*** Block opens ***

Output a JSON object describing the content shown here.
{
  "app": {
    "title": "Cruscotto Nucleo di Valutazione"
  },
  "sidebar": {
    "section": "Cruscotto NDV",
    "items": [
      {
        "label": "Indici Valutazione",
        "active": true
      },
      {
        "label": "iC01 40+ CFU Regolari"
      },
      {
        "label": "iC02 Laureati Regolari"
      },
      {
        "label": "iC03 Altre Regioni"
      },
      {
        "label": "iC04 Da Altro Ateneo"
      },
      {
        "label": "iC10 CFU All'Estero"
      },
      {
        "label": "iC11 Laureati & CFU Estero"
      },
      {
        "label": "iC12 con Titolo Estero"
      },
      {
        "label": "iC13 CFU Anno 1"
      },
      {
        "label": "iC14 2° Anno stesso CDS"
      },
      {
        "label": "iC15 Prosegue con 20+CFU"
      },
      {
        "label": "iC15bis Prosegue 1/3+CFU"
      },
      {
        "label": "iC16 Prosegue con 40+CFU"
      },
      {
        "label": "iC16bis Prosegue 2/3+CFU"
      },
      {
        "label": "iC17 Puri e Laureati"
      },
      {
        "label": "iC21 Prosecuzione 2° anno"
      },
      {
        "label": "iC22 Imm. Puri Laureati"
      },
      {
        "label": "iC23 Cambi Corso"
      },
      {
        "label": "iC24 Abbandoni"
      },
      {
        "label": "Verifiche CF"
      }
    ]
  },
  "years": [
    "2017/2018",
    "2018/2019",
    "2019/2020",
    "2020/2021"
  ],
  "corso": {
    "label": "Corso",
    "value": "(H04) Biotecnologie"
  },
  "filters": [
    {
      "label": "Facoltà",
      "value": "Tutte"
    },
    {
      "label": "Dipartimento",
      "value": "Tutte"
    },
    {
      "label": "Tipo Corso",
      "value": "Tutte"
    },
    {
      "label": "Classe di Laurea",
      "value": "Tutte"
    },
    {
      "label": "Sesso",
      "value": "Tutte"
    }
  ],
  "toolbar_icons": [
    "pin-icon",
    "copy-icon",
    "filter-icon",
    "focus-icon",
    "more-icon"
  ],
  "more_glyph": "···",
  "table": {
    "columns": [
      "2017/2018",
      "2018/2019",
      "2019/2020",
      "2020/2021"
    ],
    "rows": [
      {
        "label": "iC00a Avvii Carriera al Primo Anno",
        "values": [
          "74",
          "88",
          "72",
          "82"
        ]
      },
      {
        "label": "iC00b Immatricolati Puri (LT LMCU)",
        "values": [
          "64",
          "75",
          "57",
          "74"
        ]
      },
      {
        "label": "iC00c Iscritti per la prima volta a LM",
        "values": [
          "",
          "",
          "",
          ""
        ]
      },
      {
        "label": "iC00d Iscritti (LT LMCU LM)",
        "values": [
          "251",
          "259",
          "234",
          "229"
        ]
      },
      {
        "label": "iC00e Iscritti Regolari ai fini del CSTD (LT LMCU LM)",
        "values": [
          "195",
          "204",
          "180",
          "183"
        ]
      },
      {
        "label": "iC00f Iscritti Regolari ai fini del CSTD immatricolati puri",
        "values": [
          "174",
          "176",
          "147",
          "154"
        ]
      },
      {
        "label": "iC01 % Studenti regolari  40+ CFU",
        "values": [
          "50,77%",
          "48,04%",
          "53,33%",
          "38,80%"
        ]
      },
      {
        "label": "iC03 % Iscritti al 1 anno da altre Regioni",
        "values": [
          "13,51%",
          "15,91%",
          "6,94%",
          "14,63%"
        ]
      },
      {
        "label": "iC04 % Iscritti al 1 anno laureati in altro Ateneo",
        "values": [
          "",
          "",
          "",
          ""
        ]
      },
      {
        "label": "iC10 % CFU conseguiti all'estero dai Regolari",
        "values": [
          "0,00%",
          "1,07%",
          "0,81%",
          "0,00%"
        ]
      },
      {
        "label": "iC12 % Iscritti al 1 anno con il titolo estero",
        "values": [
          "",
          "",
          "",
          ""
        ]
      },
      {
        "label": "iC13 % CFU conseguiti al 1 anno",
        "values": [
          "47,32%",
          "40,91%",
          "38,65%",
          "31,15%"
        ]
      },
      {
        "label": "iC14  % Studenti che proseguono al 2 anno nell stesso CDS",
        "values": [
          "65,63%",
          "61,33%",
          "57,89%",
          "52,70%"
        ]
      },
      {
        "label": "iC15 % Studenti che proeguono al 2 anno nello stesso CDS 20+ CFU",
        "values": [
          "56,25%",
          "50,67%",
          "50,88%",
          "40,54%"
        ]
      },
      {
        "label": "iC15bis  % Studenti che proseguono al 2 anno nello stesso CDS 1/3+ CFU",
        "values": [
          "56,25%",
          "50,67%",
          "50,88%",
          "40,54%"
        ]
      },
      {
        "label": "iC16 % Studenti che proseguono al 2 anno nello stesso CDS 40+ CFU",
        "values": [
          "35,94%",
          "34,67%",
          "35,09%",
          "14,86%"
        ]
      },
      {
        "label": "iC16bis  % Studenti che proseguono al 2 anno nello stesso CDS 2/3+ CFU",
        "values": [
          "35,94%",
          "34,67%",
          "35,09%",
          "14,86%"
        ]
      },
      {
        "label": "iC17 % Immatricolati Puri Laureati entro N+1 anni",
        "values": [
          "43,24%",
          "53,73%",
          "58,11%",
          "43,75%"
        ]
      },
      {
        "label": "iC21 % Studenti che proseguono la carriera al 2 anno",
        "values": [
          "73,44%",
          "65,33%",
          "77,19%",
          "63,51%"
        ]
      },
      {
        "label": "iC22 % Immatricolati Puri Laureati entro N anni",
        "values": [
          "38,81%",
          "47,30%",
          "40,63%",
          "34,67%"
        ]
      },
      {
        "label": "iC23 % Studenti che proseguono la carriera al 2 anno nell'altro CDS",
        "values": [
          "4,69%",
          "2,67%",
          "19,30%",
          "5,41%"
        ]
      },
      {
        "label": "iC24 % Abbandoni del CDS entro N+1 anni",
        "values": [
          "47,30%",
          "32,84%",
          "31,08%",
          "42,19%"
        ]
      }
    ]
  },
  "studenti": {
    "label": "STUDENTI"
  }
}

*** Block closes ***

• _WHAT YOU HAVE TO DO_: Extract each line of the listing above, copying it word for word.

• _ANSWER TO THE PROBLEM_:
Output a JSON object describing the content shown here.
{
  "app": {
    "title": "Cruscotto Nucleo di Valutazione"
  },
  "sidebar": {
    "section": "Cruscotto NDV",
    "items": [
      {
        "label": "Indici Valutazione",
        "active": true
      },
      {
        "label": "iC01 40+ CFU Regolari"
      },
      {
        "label": "iC02 Laureati Regolari"
      },
      {
        "label": "iC03 Altre Regioni"
      },
      {
        "label": "iC04 Da Altro Ateneo"
      },
      {
        "label": "iC10 CFU All'Estero"
      },
      {
        "label": "iC11 Laureati & CFU Estero"
      },
      {
        "label": "iC12 con Titolo Estero"
      },
      {
        "label": "iC13 CFU Anno 1"
      },
      {
        "label": "iC14 2° Anno stesso CDS"
      },
      {
        "label": "iC15 Prosegue con 20+CFU"
      },
      {
        "label": "iC15bis Prosegue 1/3+CFU"
      },
      {
        "label": "iC16 Prosegue con 40+CFU"
      },
      {
        "label": "iC16bis Prosegue 2/3+CFU"
      },
      {
        "label": "iC17 Puri e Laureati"
      },
      {
        "label": "iC21 Prosecuzione 2° anno"
      },
      {
        "label": "iC22 Imm. Puri Laureati"
      },
      {
        "label": "iC23 Cambi Corso"
      },
      {
        "label": "iC24 Abbandoni"
      },
      {
        "label": "Verifiche CF"
      }
    ]
  },
  "years": [
    "2017/2018",
    "2018/2019",
    "2019/2020",
    "2020/2021"
  ],
  "corso": {
    "label": "Corso",
    "value": "(H04) Biotecnologie"
  },
  "filters": [
    {
      "label": "Facoltà",
      "value": "Tutte"
    },
    {
      "label": "Dipartimento",
      "value": "Tutte"
    },
    {
      "label": "Tipo Corso",
      "value": "Tutte"
    },
    {
      "label": "Classe di Laurea",
      "value": "Tutte"
    },
    {
      "label": "Sesso",
      "value": "Tutte"
    }
  ],
  "toolbar_icons": [
    "pin-icon",
    "copy-icon",
    "filter-icon",
    "focus-icon",
    "more-icon"
  ],
  "more_glyph": "···",
  "table": {
    "columns": [
      "2017/2018",
      "2018/2019",
      "2019/2020",
      "2020/2021"
    ],
    "rows": [
      {
        "label": "iC00a Avvii Carriera al Primo Anno",
        "values": [
          "74",
          "88",
          "72",
          "82"
        ]
      },
      {
        "label": "iC00b Immatricolati Puri (LT LMCU)",
        "values": [
          "64",
          "75",
          "57",
          "74"
        ]
      },
      {
        "label": "iC00c Iscritti per la prima volta a LM",
        "values": [
          "",
          "",
          "",
          ""
        ]
      },
      {
        "label": "iC00d Iscritti (LT LMCU LM)",
        "values": [
          "251",
          "259",
          "234",
          "229"
        ]
      },
      {
        "label": "iC00e Iscritti Regolari ai fini del CSTD (LT LMCU LM)",
        "values": [
          "195",
          "204",
          "180",
          "183"
        ]
      },
      {
        "label": "iC00f Iscritti Regolari ai fini del CSTD immatricolati puri",
        "values": [
          "174",
          "176",
          "147",
          "154"
        ]
      },
      {
        "label": "iC01 % Studenti regolari  40+ CFU",
        "values": [
          "50,77%",
          "48,04%",
          "53,33%",
          "38,80%"
        ]
      },
      {
        "label": "iC03 % Iscritti al 1 anno da altre Regioni",
        "values": [
          "13,51%",
          "15,91%",
          "6,94%",
          "14,63%"
        ]
      },
      {
        "label": "iC04 % Iscritti al 1 anno laureati in altro Ateneo",
        "values": [
          "",
          "",
          "",
          ""
        ]
      },
      {
        "label": "iC10 % CFU conseguiti all'estero dai Regolari",
        "values": [
          "0,00%",
          "1,07%",
          "0,81%",
          "0,00%"
        ]
      },
      {
        "label": "iC12 % Iscritti al 1 anno con il titolo estero",
        "values": [
          "",
          "",
          "",
          ""
        ]
      },
      {
        "label": "iC13 % CFU conseguiti al 1 anno",
        "values": [
          "47,32%",
          "40,91%",
          "38,65%",
          "31,15%"
        ]
      },
      {
        "label": "iC14  % Studenti che proseguono al 2 anno nell stesso CDS",
        "values": [
          "65,63%",
          "61,33%",
          "57,89%",
          "52,70%"
        ]
      },
      {
        "label": "iC15 % Studenti che proeguono al 2 anno nello stesso CDS 20+ CFU",
        "values": [
          "56,25%",
          "50,67%",
          "50,88%",
          "40,54%"
        ]
      },
      {
        "label": "iC15bis  % Studenti che proseguono al 2 anno nello stesso CDS 1/3+ CFU",
        "values": [
          "56,25%",
          "50,67%",
          "50,88%",
          "40,54%"
        ]
      },
      {
        "label": "iC16 % Studenti che proseguono al 2 anno nello stesso CDS 40+ CFU",
        "values": [
          "35,94%",
          "34,67%",
          "35,09%",
          "14,86%"
        ]
      },
      {
        "label": "iC16bis  % Studenti che proseguono al 2 anno nello stesso CDS 2/3+ CFU",
        "values": [
          "35,94%",
          "34,67%",
          "35,09%",
          "14,86%"
        ]
      },
      {
        "label": "iC17 % Immatricolati Puri Laureati entro N+1 anni",
        "values": [
          "43,24%",
          "53,73%",
          "58,11%",
          "43,75%"
        ]
      },
      {
        "label": "iC21 % Studenti che proseguono la carriera al 2 anno",
        "values": [
          "73,44%",
          "65,33%",
          "77,19%",
          "63,51%"
        ]
      },
      {
        "label": "iC22 % Immatricolati Puri Laureati entro N anni",
        "values": [
          "38,81%",
          "47,30%",
          "40,63%",
          "34,67%"
        ]
      },
      {
        "label": "iC23 % Studenti che proseguono la carriera al 2 anno nell'altro CDS",
        "values": [
          "4,69%",
          "2,67%",
          "19,30%",
          "5,41%"
        ]
      },
      {
        "label": "iC24 % Abbandoni del CDS entro N+1 anni",
        "values": [
          "47,30%",
          "32,84%",
          "31,08%",
          "42,19%"
        ]
      }
    ]
  },
  "studenti": {
    "label": "STUDENTI"
  }
}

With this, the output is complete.